#### THE TASK
Determine which lines of the records include the word "icon", and copy them.

#### EXERCISE INPUT
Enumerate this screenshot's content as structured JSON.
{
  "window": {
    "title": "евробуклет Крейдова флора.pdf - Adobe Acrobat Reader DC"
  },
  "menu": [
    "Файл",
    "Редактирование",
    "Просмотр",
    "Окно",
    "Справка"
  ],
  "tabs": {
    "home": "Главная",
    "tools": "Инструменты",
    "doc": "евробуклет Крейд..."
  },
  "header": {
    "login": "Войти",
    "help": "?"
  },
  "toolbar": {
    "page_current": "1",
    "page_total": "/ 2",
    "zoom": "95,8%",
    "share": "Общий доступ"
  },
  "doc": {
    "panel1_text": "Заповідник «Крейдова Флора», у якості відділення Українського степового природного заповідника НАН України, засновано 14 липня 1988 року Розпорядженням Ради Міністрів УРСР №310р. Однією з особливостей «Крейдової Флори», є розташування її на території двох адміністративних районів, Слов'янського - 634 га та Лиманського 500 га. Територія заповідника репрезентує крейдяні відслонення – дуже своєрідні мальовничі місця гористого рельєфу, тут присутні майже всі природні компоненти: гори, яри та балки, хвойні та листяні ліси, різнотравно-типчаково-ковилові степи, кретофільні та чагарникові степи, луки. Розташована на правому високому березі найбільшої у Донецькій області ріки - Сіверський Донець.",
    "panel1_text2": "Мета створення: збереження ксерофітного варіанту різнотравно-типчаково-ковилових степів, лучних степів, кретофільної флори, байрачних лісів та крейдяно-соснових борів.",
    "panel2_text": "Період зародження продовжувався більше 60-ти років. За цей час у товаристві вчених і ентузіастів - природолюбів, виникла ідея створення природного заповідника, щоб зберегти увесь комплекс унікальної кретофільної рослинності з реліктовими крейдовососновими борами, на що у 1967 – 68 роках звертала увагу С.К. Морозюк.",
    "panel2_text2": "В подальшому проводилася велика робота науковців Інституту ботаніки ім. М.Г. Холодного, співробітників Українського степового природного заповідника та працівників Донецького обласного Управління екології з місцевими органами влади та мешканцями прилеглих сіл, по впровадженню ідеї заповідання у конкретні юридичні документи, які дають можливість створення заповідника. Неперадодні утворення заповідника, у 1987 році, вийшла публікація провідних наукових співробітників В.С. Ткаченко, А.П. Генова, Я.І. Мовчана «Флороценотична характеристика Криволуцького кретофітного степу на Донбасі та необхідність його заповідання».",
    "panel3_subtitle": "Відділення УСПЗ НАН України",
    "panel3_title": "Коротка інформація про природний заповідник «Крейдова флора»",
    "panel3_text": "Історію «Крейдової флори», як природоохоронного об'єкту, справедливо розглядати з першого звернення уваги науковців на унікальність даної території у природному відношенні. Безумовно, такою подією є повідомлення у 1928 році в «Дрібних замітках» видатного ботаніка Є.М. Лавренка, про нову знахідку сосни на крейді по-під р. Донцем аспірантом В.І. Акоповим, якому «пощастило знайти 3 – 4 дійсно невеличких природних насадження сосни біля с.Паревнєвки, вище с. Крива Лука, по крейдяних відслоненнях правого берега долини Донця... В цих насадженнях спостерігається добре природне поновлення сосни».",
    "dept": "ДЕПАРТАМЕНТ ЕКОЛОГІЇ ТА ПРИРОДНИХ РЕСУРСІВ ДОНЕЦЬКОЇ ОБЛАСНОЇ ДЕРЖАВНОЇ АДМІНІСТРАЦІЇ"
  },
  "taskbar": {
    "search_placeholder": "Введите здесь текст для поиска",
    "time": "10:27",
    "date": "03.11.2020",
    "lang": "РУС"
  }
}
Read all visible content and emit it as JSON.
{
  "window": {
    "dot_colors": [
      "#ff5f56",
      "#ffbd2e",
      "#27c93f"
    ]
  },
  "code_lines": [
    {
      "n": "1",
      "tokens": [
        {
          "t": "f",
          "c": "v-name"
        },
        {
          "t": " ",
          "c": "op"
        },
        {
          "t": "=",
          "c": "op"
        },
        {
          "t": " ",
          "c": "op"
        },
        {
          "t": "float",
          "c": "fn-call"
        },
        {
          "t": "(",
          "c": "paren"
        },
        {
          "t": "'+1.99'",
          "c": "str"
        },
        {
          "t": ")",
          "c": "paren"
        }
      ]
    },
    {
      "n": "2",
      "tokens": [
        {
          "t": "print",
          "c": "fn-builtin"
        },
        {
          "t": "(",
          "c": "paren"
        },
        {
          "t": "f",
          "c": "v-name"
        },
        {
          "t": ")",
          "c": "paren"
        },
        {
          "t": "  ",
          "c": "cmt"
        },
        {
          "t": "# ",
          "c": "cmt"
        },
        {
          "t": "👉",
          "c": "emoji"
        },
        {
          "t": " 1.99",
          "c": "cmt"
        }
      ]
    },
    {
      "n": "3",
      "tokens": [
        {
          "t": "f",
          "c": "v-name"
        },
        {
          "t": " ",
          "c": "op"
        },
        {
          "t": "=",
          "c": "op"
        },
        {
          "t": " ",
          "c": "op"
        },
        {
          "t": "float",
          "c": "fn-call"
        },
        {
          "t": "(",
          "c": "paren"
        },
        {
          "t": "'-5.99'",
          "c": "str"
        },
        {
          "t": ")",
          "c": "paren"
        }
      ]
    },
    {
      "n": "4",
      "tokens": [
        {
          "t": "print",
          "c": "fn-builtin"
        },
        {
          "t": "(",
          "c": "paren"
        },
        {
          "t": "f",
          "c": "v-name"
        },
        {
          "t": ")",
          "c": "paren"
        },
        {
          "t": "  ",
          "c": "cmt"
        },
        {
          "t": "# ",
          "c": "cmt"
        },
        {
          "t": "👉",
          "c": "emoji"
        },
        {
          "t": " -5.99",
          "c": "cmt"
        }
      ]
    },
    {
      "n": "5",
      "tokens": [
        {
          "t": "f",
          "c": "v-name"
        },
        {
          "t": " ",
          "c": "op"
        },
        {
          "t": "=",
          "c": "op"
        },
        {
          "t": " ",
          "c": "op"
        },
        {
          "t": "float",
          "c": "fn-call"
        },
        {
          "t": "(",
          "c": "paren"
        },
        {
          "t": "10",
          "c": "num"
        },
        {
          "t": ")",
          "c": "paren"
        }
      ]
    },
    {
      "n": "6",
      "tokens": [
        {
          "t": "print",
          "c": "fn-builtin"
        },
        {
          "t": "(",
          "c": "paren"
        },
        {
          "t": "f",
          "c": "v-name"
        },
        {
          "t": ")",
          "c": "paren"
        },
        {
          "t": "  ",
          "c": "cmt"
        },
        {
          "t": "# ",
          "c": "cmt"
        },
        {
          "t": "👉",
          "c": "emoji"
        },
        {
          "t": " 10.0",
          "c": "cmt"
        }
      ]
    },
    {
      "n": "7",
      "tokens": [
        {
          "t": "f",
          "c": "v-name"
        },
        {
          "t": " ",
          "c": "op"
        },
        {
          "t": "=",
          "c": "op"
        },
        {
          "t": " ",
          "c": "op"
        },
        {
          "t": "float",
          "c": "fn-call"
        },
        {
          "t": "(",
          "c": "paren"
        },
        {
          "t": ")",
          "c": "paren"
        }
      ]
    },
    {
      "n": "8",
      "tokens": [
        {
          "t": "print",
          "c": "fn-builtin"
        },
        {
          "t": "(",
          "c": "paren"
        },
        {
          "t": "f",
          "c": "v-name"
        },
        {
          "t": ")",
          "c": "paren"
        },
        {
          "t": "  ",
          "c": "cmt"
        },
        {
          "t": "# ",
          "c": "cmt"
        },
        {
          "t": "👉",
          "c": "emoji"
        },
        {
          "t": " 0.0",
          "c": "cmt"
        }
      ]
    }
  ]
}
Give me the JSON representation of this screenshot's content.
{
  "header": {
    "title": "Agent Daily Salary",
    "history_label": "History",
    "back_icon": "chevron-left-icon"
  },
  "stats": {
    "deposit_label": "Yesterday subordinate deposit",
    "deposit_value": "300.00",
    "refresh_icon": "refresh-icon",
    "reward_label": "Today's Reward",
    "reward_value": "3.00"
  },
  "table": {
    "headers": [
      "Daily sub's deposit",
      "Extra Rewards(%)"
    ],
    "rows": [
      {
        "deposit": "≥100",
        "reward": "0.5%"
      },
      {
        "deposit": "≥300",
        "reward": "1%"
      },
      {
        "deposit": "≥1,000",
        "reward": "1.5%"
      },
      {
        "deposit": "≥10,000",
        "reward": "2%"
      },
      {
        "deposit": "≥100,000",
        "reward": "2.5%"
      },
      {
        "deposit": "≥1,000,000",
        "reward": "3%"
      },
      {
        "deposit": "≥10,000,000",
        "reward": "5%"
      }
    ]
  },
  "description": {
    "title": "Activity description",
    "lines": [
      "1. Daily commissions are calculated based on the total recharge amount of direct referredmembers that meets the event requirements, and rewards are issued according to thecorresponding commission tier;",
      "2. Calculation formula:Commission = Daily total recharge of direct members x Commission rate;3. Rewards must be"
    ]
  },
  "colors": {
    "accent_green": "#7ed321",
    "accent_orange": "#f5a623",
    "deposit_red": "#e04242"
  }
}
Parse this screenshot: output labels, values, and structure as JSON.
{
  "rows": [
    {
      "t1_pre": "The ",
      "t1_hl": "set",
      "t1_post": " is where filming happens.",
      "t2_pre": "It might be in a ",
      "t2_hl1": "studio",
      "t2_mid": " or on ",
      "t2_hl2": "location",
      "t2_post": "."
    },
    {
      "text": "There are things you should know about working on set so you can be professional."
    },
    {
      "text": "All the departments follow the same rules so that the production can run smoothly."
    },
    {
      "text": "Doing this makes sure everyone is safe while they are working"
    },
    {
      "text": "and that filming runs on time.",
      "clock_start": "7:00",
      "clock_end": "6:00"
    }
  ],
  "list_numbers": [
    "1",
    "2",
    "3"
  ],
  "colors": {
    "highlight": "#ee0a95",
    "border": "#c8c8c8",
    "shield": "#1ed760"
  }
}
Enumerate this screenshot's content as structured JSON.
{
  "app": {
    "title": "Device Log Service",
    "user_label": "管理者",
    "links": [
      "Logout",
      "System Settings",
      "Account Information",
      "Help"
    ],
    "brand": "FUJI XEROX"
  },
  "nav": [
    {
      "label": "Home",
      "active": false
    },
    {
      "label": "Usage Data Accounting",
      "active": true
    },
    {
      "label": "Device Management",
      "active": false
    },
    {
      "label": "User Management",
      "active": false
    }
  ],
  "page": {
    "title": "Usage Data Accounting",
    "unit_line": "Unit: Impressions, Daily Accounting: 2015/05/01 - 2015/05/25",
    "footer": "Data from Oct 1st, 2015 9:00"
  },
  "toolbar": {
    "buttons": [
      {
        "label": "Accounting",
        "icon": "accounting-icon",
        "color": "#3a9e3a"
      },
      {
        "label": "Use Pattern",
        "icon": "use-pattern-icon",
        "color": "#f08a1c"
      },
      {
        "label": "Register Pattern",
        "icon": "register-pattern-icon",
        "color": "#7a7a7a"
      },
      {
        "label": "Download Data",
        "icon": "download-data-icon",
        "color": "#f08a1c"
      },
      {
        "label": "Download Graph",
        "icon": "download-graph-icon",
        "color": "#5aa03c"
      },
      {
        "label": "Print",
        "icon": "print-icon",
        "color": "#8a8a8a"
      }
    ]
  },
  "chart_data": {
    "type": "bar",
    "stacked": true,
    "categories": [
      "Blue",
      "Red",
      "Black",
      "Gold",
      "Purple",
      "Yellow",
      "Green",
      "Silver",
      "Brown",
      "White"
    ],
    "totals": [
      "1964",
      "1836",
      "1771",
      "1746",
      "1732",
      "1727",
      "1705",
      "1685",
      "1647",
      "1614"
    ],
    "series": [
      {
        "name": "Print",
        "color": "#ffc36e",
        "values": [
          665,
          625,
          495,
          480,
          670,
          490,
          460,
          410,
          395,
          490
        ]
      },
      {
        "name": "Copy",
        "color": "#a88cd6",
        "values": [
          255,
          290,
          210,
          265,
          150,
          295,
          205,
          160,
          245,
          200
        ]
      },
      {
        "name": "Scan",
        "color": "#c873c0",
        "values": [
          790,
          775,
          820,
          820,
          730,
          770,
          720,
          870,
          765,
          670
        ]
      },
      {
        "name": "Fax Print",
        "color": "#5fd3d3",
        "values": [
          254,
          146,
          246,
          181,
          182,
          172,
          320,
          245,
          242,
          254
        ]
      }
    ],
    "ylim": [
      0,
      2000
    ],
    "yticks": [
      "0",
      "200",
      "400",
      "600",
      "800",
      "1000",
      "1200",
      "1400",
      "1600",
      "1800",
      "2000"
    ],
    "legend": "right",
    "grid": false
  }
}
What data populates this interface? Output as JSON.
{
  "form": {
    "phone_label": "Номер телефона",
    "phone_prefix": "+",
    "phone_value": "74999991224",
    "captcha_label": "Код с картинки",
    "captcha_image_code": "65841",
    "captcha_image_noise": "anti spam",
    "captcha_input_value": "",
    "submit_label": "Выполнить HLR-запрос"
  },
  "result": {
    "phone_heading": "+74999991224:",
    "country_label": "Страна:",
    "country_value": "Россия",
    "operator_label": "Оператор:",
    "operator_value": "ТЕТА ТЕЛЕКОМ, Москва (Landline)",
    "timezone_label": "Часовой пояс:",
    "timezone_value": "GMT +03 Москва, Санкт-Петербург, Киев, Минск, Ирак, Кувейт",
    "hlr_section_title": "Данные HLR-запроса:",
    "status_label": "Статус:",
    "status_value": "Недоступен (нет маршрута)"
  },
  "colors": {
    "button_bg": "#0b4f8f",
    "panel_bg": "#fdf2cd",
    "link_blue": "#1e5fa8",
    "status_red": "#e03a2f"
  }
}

#### RESPONSE TO THE TASK
    "back_icon": "chevron-left-icon"
    "refresh_icon": "refresh-icon",
        "icon": "accounting-icon",
        "icon": "use-pattern-icon",
        "icon": "register-pattern-icon",
        "icon": "download-data-icon",
        "icon": "download-graph-icon",
        "icon": "print-icon",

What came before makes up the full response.